### [Action item]
Identify each line below containing the string "this" and copy it.

•••••

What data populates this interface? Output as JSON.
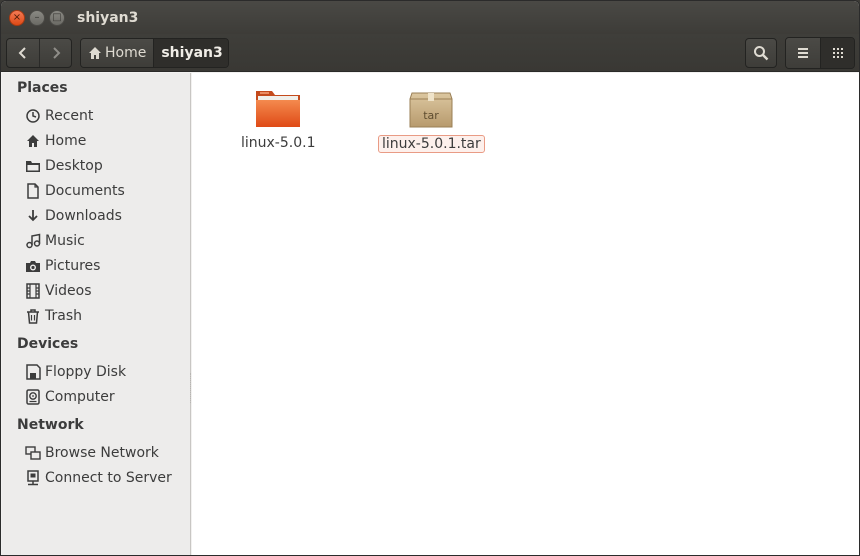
{
  "window": {
    "title": "shiyan3"
  },
  "titlebar": {
    "close_glyph": "×",
    "min_glyph": "–",
    "max_glyph": "□"
  },
  "toolbar": {
    "breadcrumbs": [
      "Home",
      "shiyan3"
    ]
  },
  "sidebar": {
    "sections": [
      {
        "title": "Places",
        "items": [
          {
            "label": "Recent",
            "icon": "clock-icon"
          },
          {
            "label": "Home",
            "icon": "home-icon"
          },
          {
            "label": "Desktop",
            "icon": "folder-icon"
          },
          {
            "label": "Documents",
            "icon": "document-icon"
          },
          {
            "label": "Downloads",
            "icon": "download-icon"
          },
          {
            "label": "Music",
            "icon": "music-icon"
          },
          {
            "label": "Pictures",
            "icon": "camera-icon"
          },
          {
            "label": "Videos",
            "icon": "film-icon"
          },
          {
            "label": "Trash",
            "icon": "trash-icon"
          }
        ]
      },
      {
        "title": "Devices",
        "items": [
          {
            "label": "Floppy Disk",
            "icon": "floppy-icon"
          },
          {
            "label": "Computer",
            "icon": "harddisk-icon"
          }
        ]
      },
      {
        "title": "Network",
        "items": [
          {
            "label": "Browse Network",
            "icon": "network-icon"
          },
          {
            "label": "Connect to Server",
            "icon": "server-icon"
          }
        ]
      }
    ]
  },
  "content": {
    "files": [
      {
        "name": "linux-5.0.1",
        "type": "folder",
        "selected": false
      },
      {
        "name": "linux-5.0.1.tar",
        "type": "archive",
        "badge": "tar",
        "selected": true
      }
    ]
  },
  "colors": {
    "accent": "#e95420",
    "titlebar": "#3c3b37",
    "selection": "#e99b85"
  }
}
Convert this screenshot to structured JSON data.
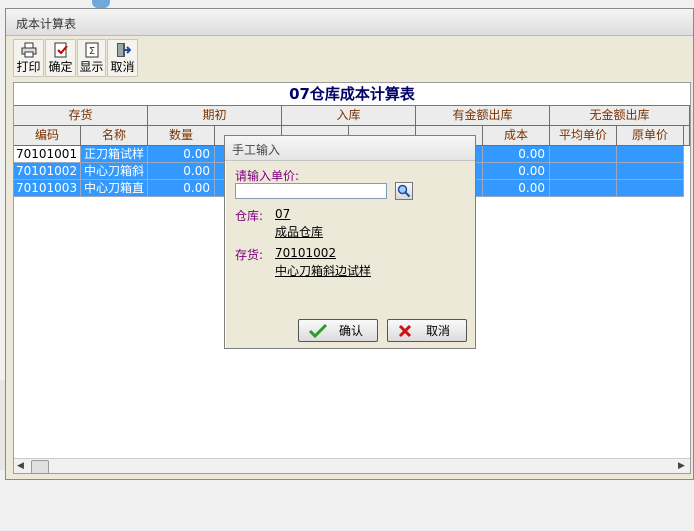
{
  "window": {
    "title": "成本计算表"
  },
  "toolbar": {
    "print": "打印",
    "confirm": "确定",
    "display": "显示",
    "cancel": "取消"
  },
  "report": {
    "title": "07仓库成本计算表",
    "groups": [
      "存货",
      "期初",
      "入库",
      "有金额出库",
      "无金额出库"
    ],
    "columns": {
      "code": "编码",
      "name": "名称",
      "qty": "数量",
      "out_cost": "成本",
      "avg_price": "平均单价",
      "orig_price": "原单价"
    },
    "rows": [
      {
        "code": "70101001",
        "name": "正刀箱试样",
        "qty": "0.00",
        "out_cost": "0.00"
      },
      {
        "code": "70101002",
        "name": "中心刀箱斜",
        "qty": "0.00",
        "out_cost": "0.00"
      },
      {
        "code": "70101003",
        "name": "中心刀箱直",
        "qty": "0.00",
        "out_cost": "0.00"
      }
    ]
  },
  "dialog": {
    "title": "手工输入",
    "prompt": "请输入单价:",
    "input_value": "",
    "warehouse_label": "仓库:",
    "warehouse_code": "07",
    "warehouse_name": "成品仓库",
    "item_label": "存货:",
    "item_code": "70101002",
    "item_name": "中心刀箱斜边试样",
    "ok_label": "确认",
    "cancel_label": "取消"
  },
  "colors": {
    "selection": "#3399ff",
    "header_text": "#7a3200",
    "title_text": "#000066",
    "label_purple": "#800080"
  }
}
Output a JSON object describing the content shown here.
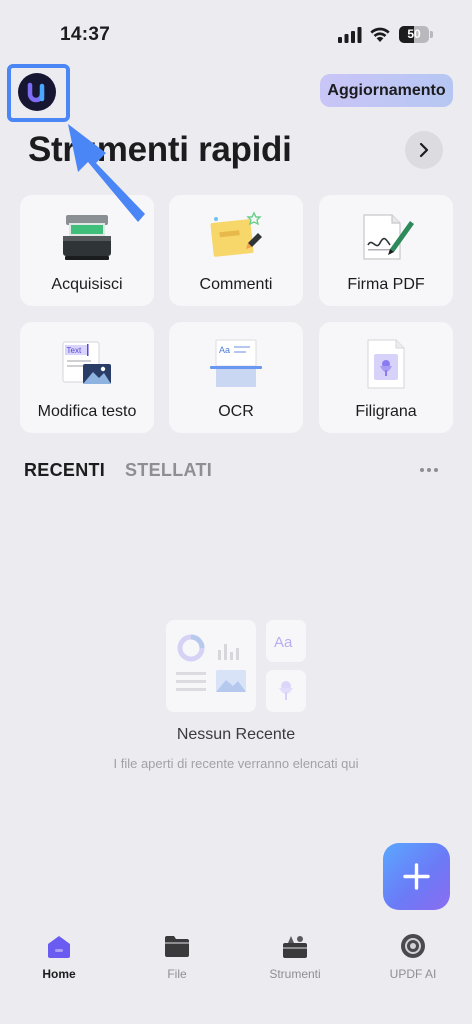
{
  "status_bar": {
    "time": "14:37",
    "battery_level": "50"
  },
  "header": {
    "update_label": "Aggiornamento",
    "section_title": "Strumenti rapidi"
  },
  "tools": [
    {
      "label": "Acquisisci",
      "icon": "scanner-icon"
    },
    {
      "label": "Commenti",
      "icon": "sticky-note-icon"
    },
    {
      "label": "Firma PDF",
      "icon": "signature-icon"
    },
    {
      "label": "Modifica testo",
      "icon": "edit-text-icon"
    },
    {
      "label": "OCR",
      "icon": "ocr-icon"
    },
    {
      "label": "Filigrana",
      "icon": "watermark-icon"
    }
  ],
  "tabs": {
    "recent": "RECENTI",
    "starred": "STELLATI"
  },
  "empty_state": {
    "title": "Nessun Recente",
    "subtitle": "I file aperti di recente verranno elencati qui"
  },
  "bottom_nav": [
    {
      "label": "Home",
      "icon": "home-icon",
      "active": true
    },
    {
      "label": "File",
      "icon": "folder-icon",
      "active": false
    },
    {
      "label": "Strumenti",
      "icon": "toolbox-icon",
      "active": false
    },
    {
      "label": "UPDF AI",
      "icon": "ai-icon",
      "active": false
    }
  ],
  "colors": {
    "background": "#ececf0",
    "accent": "#6b7bf7",
    "highlight": "#4a86f5",
    "nav_active": "#6a5cf0"
  }
}
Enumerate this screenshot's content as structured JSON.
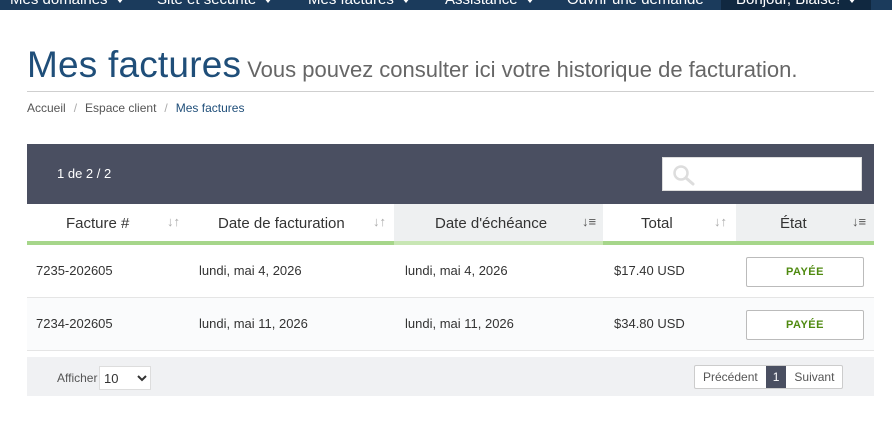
{
  "nav": {
    "items": [
      "Mes domaines",
      "Site et sécurité",
      "Mes factures",
      "Assistance"
    ],
    "open_ticket": "Ouvrir une demande",
    "greeting": "Bonjour, Blaise!"
  },
  "page": {
    "title": "Mes factures",
    "subtitle": "Vous pouvez consulter ici votre historique de facturation."
  },
  "breadcrumb": [
    "Accueil",
    "Espace client",
    "Mes factures"
  ],
  "table": {
    "info": "1 de 2 / 2",
    "search_placeholder": "",
    "columns": [
      "Facture #",
      "Date de facturation",
      "Date d'échéance",
      "Total",
      "État"
    ],
    "rows": [
      {
        "invoice": "7235-202605",
        "date": "lundi, mai 4, 2026",
        "due": "lundi, mai 4, 2026",
        "total": "$17.40 USD",
        "status": "PAYÉE"
      },
      {
        "invoice": "7234-202605",
        "date": "lundi, mai 11, 2026",
        "due": "lundi, mai 11, 2026",
        "total": "$34.80 USD",
        "status": "PAYÉE"
      }
    ]
  },
  "footer": {
    "show_label": "Afficher",
    "page_size": "10",
    "page_size_options": [
      "10"
    ],
    "prev": "Précédent",
    "current_page": "1",
    "next": "Suivant"
  },
  "colors": {
    "nav_bg": "#1b3b5c",
    "title": "#1f4e79",
    "table_bar": "#4a4f61",
    "accent_green": "#a6d68a",
    "status_text": "#4f8a10"
  }
}
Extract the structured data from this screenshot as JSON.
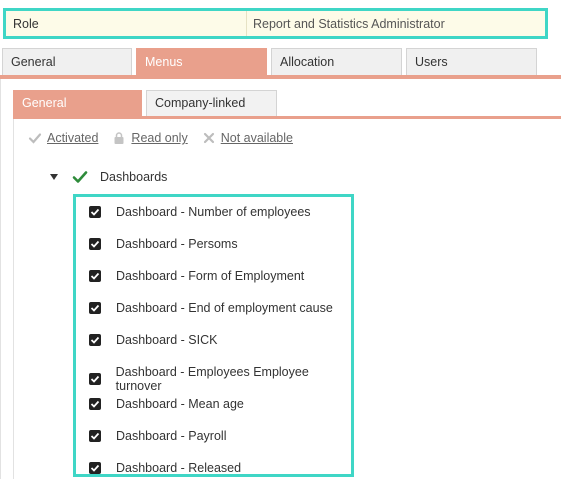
{
  "role": {
    "label": "Role",
    "value": "Report and Statistics Administrator"
  },
  "main_tabs": [
    {
      "label": "General"
    },
    {
      "label": "Menus"
    },
    {
      "label": "Allocation"
    },
    {
      "label": "Users"
    }
  ],
  "sub_tabs": [
    {
      "label": "General"
    },
    {
      "label": "Company-linked"
    }
  ],
  "legend": {
    "activated": "Activated",
    "read_only": "Read only",
    "not_available": "Not available"
  },
  "tree": {
    "root_label": "Dashboards",
    "items": [
      {
        "label": "Dashboard - Number of employees",
        "checked": true
      },
      {
        "label": "Dashboard - Persoms",
        "checked": true
      },
      {
        "label": "Dashboard - Form of Employment",
        "checked": true
      },
      {
        "label": "Dashboard - End of employment cause",
        "checked": true
      },
      {
        "label": "Dashboard - SICK",
        "checked": true
      },
      {
        "label": "Dashboard - Employees Employee turnover",
        "checked": true
      },
      {
        "label": "Dashboard - Mean age",
        "checked": true
      },
      {
        "label": "Dashboard - Payroll",
        "checked": true
      },
      {
        "label": "Dashboard - Released",
        "checked": true
      }
    ]
  },
  "colors": {
    "accent": "#e9a08c",
    "highlight_border": "#3fd6c6",
    "check_green": "#2e8b3a"
  }
}
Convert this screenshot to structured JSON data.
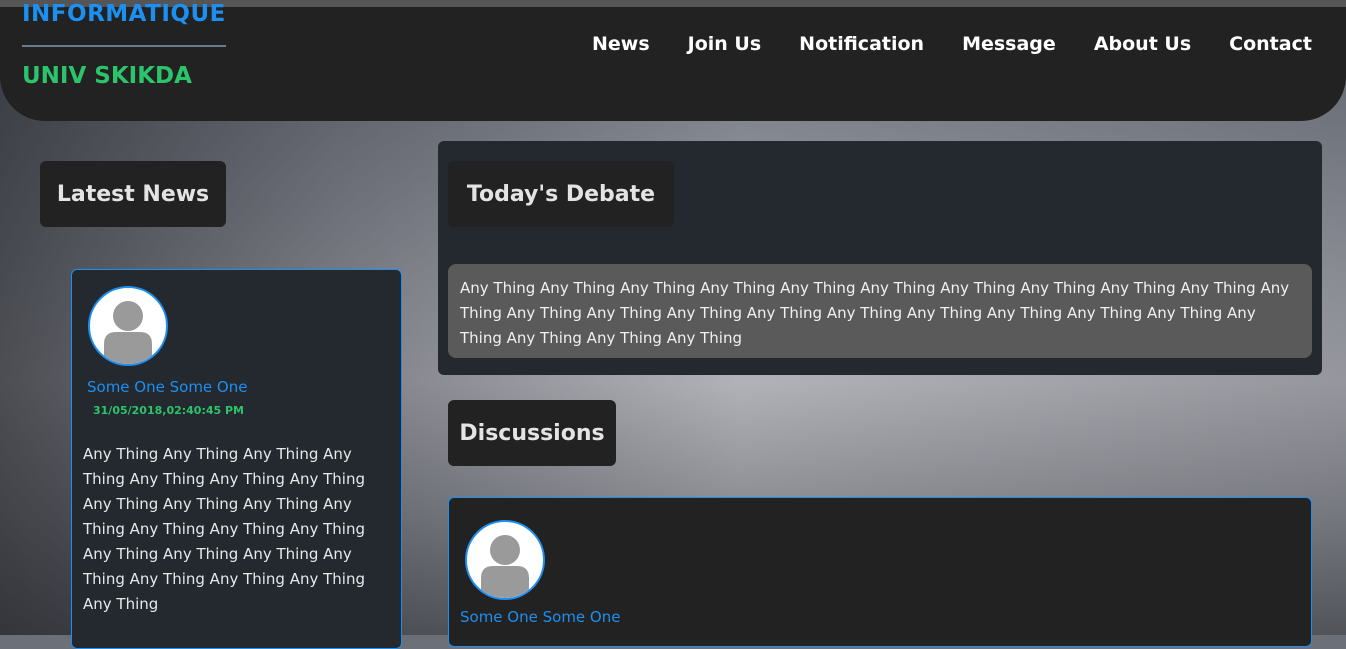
{
  "brand": {
    "top": "INFORMATIQUE",
    "bottom": "UNIV SKIKDA"
  },
  "nav": {
    "items": [
      {
        "label": "News"
      },
      {
        "label": "Join Us"
      },
      {
        "label": "Notification"
      },
      {
        "label": "Message"
      },
      {
        "label": "About Us"
      },
      {
        "label": "Contact"
      }
    ]
  },
  "latest_news": {
    "title": "Latest News",
    "card": {
      "author": "Some One Some One",
      "date": "31/05/2018,02:40:45 PM",
      "body": "Any Thing Any Thing Any Thing Any Thing Any Thing Any Thing Any Thing Any Thing Any Thing Any Thing Any Thing Any Thing Any Thing Any Thing Any Thing Any Thing Any Thing Any Thing Any Thing Any Thing Any Thing Any Thing"
    }
  },
  "debate": {
    "title": "Today's Debate",
    "text": "Any Thing Any Thing Any Thing Any Thing Any Thing Any Thing Any Thing Any Thing Any Thing Any Thing Any Thing Any Thing Any Thing Any Thing Any Thing Any Thing Any Thing Any Thing Any Thing Any Thing Any Thing Any Thing Any Thing Any Thing"
  },
  "discussions": {
    "title": "Discussions",
    "card": {
      "author": "Some One Some One"
    }
  },
  "colors": {
    "brand_blue": "#1d8ff0",
    "brand_green": "#2bc46a",
    "header_bg": "#222222",
    "panel_bg": "#23292e"
  },
  "icons": {
    "avatar": "user-avatar-icon"
  }
}
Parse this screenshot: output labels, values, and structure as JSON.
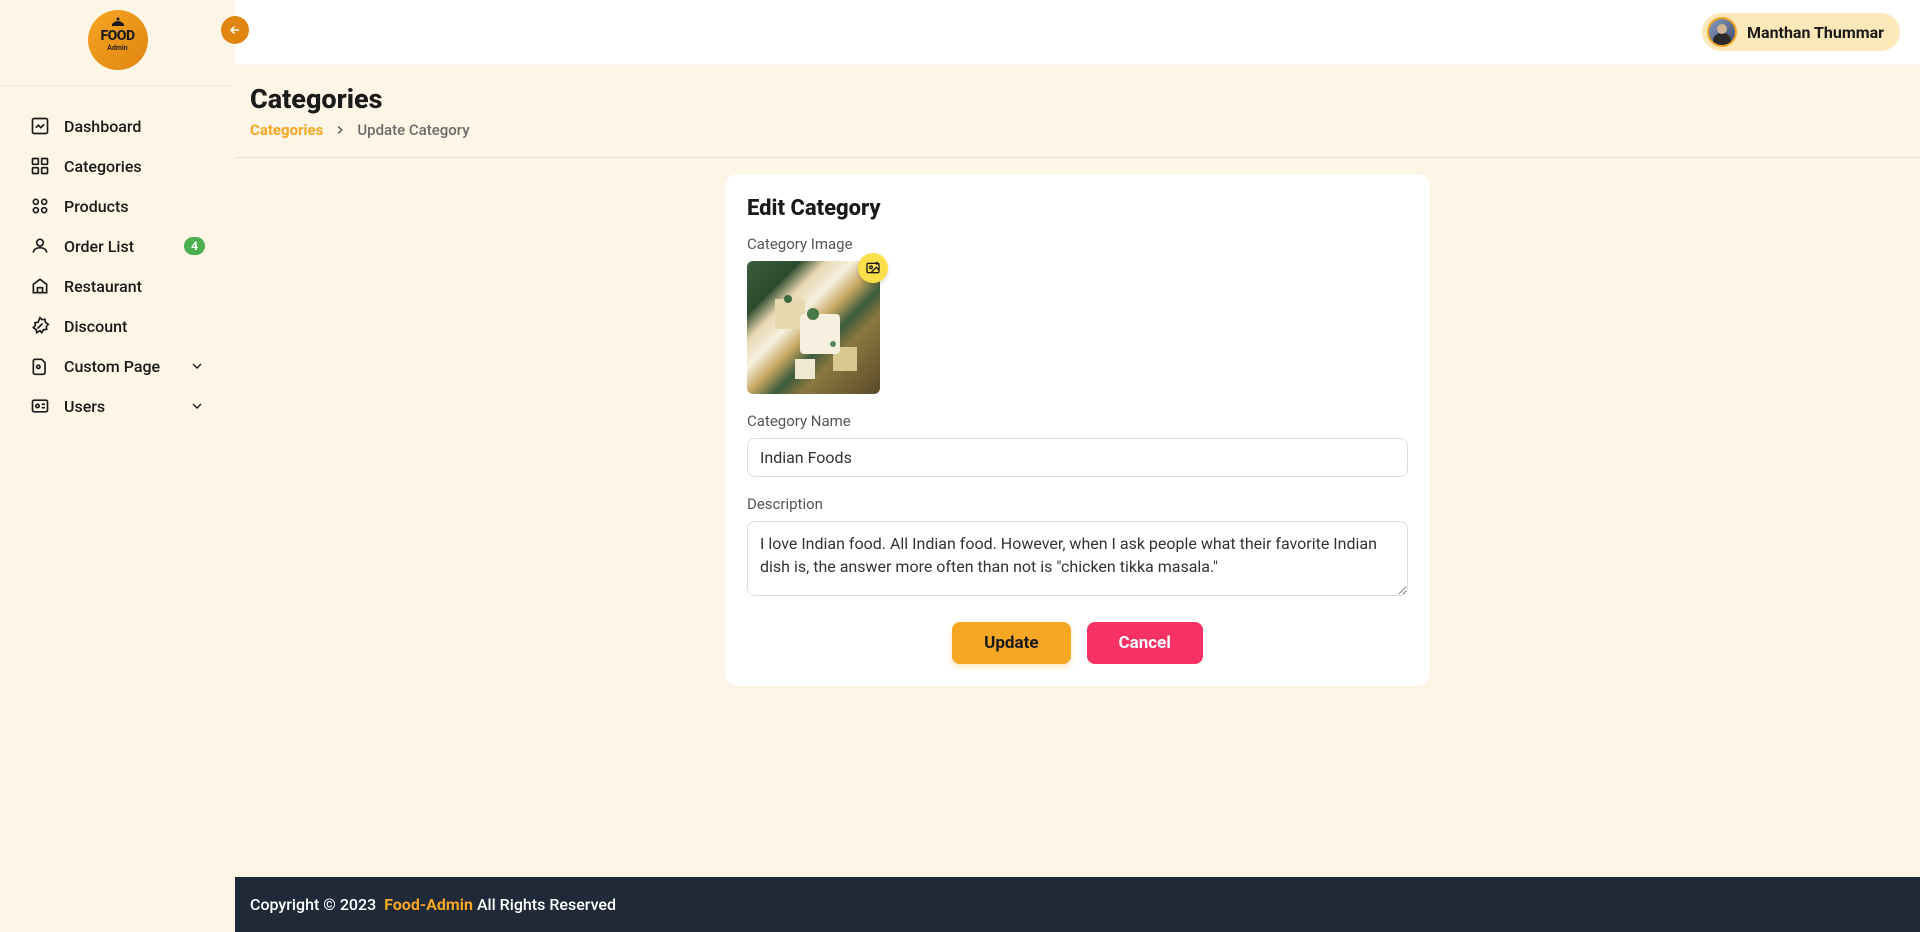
{
  "logo": {
    "main": "FOOD",
    "sub": "Admin"
  },
  "sidebar": {
    "items": [
      {
        "label": "Dashboard",
        "icon": "dashboard"
      },
      {
        "label": "Categories",
        "icon": "categories"
      },
      {
        "label": "Products",
        "icon": "products"
      },
      {
        "label": "Order List",
        "icon": "orders",
        "badge": "4"
      },
      {
        "label": "Restaurant",
        "icon": "restaurant"
      },
      {
        "label": "Discount",
        "icon": "discount"
      },
      {
        "label": "Custom Page",
        "icon": "custom",
        "hasChevron": true
      },
      {
        "label": "Users",
        "icon": "users",
        "hasChevron": true
      }
    ]
  },
  "header": {
    "username": "Manthan Thummar"
  },
  "page": {
    "title": "Categories",
    "breadcrumb": {
      "root": "Categories",
      "current": "Update Category"
    }
  },
  "form": {
    "title": "Edit Category",
    "labels": {
      "image": "Category Image",
      "name": "Category Name",
      "description": "Description"
    },
    "values": {
      "name": "Indian Foods",
      "description": "I love Indian food. All Indian food. However, when I ask people what their favorite Indian dish is, the answer more often than not is \"chicken tikka masala.\""
    },
    "buttons": {
      "update": "Update",
      "cancel": "Cancel"
    }
  },
  "footer": {
    "copyright": "Copyright © 2023",
    "brand": "Food-Admin",
    "rights": "All Rights Reserved"
  }
}
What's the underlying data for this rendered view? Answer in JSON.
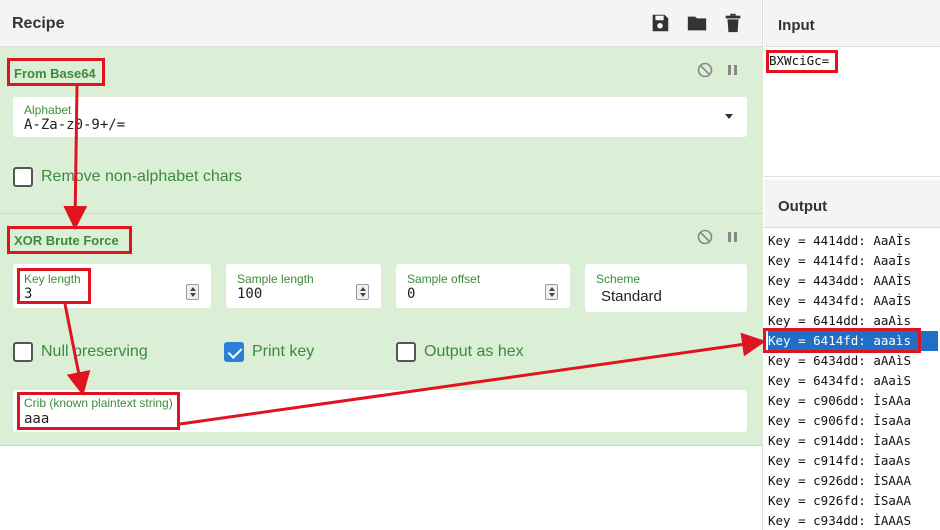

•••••

### [Result]
What data populates this interface? Output as JSON.
Convert this screenshot to structured JSON data.
Enumerate this screenshot's content as structured JSON.
Extract the structured data from this screenshot as JSON.
Convert this screenshot to structured JSON data.
Parse this screenshot: output labels, values, and structure as JSON.
What's the underlying data for this rendered view? Answer in JSON.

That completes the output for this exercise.